### PROMPT:
Find every line in the records that holds the string "JSON". Copy each one.
::: DATA SHOWN :::
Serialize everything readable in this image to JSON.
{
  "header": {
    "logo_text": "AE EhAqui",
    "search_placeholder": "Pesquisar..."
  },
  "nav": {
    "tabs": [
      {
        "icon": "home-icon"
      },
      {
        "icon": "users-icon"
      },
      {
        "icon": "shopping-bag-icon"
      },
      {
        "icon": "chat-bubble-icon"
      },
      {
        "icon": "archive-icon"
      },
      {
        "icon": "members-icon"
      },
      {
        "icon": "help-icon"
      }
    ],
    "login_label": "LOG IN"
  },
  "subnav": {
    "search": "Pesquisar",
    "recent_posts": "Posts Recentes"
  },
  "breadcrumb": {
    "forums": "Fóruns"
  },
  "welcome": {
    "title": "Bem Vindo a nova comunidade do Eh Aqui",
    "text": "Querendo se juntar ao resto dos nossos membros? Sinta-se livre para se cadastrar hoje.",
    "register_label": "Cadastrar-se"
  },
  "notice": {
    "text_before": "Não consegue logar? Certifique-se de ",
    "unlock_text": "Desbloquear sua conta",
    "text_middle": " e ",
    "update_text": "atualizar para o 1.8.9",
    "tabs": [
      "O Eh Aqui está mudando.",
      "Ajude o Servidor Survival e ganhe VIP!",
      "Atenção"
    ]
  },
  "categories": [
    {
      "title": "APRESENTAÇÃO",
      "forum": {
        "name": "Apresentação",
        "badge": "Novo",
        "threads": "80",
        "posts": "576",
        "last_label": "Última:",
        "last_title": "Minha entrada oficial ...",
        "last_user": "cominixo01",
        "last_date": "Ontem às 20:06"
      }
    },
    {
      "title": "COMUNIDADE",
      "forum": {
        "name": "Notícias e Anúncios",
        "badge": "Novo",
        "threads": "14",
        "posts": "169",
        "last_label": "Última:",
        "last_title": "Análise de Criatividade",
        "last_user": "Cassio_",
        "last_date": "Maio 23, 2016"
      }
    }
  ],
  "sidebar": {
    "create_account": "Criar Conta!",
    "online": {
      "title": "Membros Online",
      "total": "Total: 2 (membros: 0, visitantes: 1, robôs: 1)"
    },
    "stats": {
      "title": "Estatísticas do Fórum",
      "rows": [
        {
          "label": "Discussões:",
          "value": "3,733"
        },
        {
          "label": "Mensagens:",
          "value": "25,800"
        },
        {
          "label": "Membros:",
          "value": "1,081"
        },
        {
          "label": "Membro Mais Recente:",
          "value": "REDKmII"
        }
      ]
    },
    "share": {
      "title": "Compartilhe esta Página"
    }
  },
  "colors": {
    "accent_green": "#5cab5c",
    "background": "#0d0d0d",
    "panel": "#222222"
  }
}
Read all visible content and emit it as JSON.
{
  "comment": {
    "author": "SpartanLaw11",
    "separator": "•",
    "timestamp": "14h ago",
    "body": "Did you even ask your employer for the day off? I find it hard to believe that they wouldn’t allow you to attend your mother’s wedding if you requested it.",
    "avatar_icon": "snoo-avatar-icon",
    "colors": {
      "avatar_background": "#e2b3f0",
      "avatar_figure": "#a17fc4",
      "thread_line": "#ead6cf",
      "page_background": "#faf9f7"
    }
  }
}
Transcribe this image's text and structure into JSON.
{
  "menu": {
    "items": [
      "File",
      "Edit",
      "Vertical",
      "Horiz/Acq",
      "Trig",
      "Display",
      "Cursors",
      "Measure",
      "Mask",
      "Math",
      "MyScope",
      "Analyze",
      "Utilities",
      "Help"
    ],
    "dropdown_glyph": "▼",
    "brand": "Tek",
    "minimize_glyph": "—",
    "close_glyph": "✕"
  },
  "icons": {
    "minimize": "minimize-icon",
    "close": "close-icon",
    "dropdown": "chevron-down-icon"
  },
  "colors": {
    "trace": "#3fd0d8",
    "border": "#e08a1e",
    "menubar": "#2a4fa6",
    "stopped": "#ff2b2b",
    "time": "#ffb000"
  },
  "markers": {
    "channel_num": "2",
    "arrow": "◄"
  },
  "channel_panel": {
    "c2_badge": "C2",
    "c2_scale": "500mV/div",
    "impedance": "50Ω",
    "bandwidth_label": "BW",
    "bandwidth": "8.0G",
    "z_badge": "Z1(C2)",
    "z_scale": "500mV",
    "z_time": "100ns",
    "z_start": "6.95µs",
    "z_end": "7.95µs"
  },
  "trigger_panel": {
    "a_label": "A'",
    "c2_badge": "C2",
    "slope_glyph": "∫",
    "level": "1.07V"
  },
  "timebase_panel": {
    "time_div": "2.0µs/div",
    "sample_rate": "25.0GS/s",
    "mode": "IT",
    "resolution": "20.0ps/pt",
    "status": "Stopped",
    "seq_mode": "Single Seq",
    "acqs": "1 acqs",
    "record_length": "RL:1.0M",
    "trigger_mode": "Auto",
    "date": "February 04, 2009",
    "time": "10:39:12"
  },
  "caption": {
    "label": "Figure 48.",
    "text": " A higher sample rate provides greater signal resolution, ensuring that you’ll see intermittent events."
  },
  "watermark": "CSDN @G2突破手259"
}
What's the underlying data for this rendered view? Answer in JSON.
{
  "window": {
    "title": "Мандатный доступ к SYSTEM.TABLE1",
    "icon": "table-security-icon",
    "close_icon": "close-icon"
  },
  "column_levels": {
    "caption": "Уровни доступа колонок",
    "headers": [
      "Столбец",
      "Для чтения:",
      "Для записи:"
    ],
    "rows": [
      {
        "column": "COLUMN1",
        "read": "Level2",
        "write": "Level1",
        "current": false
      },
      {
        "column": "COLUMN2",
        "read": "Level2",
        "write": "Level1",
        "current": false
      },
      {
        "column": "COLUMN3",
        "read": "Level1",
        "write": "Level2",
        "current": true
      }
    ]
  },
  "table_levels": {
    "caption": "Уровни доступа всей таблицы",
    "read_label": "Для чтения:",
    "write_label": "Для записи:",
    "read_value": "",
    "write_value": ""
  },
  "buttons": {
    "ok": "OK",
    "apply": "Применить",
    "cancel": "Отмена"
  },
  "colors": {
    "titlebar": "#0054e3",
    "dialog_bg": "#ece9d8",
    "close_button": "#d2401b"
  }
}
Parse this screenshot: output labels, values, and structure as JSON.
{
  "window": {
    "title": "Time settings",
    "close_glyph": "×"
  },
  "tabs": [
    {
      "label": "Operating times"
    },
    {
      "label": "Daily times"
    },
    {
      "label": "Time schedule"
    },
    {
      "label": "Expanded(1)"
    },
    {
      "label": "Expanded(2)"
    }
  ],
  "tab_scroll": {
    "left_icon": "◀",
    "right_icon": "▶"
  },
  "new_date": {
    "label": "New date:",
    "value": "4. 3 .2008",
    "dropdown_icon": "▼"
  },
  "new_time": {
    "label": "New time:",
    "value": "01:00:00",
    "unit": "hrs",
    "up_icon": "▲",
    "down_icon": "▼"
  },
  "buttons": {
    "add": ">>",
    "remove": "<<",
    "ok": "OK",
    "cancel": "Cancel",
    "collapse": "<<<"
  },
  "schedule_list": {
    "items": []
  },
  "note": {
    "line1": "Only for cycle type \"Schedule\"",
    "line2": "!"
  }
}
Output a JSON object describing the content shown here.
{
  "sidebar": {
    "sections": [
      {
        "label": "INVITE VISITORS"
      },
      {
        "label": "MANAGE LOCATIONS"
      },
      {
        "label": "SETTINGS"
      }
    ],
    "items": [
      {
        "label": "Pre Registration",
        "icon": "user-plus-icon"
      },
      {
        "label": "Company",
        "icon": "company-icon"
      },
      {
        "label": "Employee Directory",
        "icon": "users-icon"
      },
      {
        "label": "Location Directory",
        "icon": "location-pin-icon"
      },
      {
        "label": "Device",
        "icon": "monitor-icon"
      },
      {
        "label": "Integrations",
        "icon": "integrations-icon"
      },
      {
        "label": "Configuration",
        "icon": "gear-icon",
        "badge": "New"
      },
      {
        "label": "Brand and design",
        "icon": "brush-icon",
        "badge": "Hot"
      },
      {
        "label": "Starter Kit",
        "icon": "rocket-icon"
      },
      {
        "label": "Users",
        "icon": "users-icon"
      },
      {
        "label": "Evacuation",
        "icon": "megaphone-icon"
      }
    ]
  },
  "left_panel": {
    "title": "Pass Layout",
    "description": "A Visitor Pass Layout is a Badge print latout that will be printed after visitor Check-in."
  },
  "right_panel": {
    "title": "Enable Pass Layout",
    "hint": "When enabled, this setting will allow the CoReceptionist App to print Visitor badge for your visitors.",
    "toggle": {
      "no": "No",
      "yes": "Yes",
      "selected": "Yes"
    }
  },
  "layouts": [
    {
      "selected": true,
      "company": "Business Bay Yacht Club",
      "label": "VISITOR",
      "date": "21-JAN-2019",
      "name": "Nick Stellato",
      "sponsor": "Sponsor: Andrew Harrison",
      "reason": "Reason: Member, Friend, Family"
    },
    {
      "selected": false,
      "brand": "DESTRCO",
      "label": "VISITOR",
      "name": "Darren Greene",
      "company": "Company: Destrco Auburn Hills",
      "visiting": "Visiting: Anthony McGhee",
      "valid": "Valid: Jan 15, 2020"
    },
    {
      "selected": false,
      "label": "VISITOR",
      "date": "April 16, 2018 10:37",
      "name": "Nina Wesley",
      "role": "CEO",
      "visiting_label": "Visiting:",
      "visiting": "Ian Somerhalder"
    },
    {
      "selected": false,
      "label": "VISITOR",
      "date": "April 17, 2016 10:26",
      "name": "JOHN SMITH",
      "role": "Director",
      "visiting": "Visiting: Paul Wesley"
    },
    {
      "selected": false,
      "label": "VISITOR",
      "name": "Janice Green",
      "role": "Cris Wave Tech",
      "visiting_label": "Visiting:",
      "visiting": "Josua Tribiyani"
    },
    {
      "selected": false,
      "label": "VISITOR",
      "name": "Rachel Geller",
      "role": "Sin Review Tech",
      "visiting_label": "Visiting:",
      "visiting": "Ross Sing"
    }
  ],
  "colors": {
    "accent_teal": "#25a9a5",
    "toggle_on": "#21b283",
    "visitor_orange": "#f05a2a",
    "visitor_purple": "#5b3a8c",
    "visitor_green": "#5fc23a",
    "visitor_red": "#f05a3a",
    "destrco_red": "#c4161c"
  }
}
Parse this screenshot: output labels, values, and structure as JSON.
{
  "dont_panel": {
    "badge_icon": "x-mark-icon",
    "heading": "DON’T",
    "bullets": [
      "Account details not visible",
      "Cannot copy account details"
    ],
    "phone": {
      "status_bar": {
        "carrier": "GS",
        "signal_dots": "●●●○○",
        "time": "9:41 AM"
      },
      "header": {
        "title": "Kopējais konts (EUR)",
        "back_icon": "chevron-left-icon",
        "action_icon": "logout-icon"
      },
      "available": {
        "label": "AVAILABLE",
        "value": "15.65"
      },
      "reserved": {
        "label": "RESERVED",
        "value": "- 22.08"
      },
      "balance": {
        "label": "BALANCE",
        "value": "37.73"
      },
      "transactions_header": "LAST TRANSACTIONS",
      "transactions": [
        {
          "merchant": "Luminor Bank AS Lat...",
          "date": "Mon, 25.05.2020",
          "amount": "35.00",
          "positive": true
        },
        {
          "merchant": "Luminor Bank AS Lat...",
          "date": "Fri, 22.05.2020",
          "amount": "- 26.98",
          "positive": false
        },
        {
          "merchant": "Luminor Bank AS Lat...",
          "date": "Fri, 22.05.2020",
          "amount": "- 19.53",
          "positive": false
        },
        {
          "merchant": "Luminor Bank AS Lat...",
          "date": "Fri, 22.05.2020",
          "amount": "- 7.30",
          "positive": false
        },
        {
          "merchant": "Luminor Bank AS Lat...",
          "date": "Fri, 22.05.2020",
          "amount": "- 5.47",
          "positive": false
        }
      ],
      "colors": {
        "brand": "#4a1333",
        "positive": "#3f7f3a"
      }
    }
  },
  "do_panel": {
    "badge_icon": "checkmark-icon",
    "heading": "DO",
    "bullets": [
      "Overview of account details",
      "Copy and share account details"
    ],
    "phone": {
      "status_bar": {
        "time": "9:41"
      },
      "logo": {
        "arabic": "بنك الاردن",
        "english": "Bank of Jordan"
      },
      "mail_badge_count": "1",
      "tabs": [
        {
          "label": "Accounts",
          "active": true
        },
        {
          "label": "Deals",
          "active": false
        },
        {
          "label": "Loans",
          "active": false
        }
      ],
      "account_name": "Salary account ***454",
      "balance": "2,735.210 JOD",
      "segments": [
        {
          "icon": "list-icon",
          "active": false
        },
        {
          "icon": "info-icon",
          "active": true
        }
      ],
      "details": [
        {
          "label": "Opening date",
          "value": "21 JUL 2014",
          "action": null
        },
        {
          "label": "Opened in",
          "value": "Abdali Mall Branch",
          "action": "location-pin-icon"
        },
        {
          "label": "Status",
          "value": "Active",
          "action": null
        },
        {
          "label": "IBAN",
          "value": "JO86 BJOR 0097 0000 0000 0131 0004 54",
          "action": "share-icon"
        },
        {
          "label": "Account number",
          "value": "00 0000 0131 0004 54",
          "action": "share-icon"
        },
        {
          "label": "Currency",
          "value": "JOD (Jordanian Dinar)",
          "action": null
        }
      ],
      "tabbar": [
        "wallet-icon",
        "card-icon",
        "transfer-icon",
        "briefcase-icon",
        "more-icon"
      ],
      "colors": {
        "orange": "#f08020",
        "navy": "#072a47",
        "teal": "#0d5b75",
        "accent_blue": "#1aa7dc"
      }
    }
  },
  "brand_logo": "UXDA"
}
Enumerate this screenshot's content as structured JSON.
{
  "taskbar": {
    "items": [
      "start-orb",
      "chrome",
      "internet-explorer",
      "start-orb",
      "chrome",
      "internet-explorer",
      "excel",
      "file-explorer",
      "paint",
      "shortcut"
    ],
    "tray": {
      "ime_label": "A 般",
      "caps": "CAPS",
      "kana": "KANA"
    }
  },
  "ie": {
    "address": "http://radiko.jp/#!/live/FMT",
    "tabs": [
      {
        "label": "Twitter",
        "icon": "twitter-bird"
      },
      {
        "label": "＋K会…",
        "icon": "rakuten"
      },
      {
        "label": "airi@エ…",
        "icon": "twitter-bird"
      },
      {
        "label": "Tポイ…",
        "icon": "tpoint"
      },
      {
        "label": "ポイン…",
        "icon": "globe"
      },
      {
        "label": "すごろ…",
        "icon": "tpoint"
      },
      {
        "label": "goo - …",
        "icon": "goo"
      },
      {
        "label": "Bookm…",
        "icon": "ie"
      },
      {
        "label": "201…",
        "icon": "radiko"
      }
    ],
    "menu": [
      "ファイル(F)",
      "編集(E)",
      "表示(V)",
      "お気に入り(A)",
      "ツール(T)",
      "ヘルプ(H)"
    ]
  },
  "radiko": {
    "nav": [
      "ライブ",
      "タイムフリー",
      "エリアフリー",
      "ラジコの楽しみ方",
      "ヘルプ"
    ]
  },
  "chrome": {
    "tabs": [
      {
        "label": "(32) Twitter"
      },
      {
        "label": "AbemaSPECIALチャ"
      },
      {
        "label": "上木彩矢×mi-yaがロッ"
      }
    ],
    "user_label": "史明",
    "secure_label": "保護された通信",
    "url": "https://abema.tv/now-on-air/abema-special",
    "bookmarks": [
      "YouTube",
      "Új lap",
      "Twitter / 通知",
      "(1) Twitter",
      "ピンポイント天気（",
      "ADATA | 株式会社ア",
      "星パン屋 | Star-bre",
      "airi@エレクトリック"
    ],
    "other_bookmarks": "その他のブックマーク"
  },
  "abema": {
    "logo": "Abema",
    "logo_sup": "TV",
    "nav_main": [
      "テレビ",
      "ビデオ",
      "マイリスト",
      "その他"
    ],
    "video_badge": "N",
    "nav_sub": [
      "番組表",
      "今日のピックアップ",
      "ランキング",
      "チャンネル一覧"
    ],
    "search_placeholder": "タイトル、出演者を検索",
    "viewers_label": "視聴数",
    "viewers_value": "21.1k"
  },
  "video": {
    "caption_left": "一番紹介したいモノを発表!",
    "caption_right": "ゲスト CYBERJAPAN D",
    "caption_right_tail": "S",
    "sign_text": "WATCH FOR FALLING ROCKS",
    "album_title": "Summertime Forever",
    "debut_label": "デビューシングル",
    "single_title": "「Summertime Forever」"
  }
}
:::
### SOLVED EXERCISE:
Serialize everything readable in this image to JSON.
Read all visible content and emit it as JSON.
Transcribe this image's text and structure into JSON.
What's the underlying data for this rendered view? Answer in JSON.
Parse this screenshot: output labels, values, and structure as JSON.
Output a JSON object describing the content shown here.
Parse this screenshot: output labels, values, and structure as JSON.
Enumerate this screenshot's content as structured JSON.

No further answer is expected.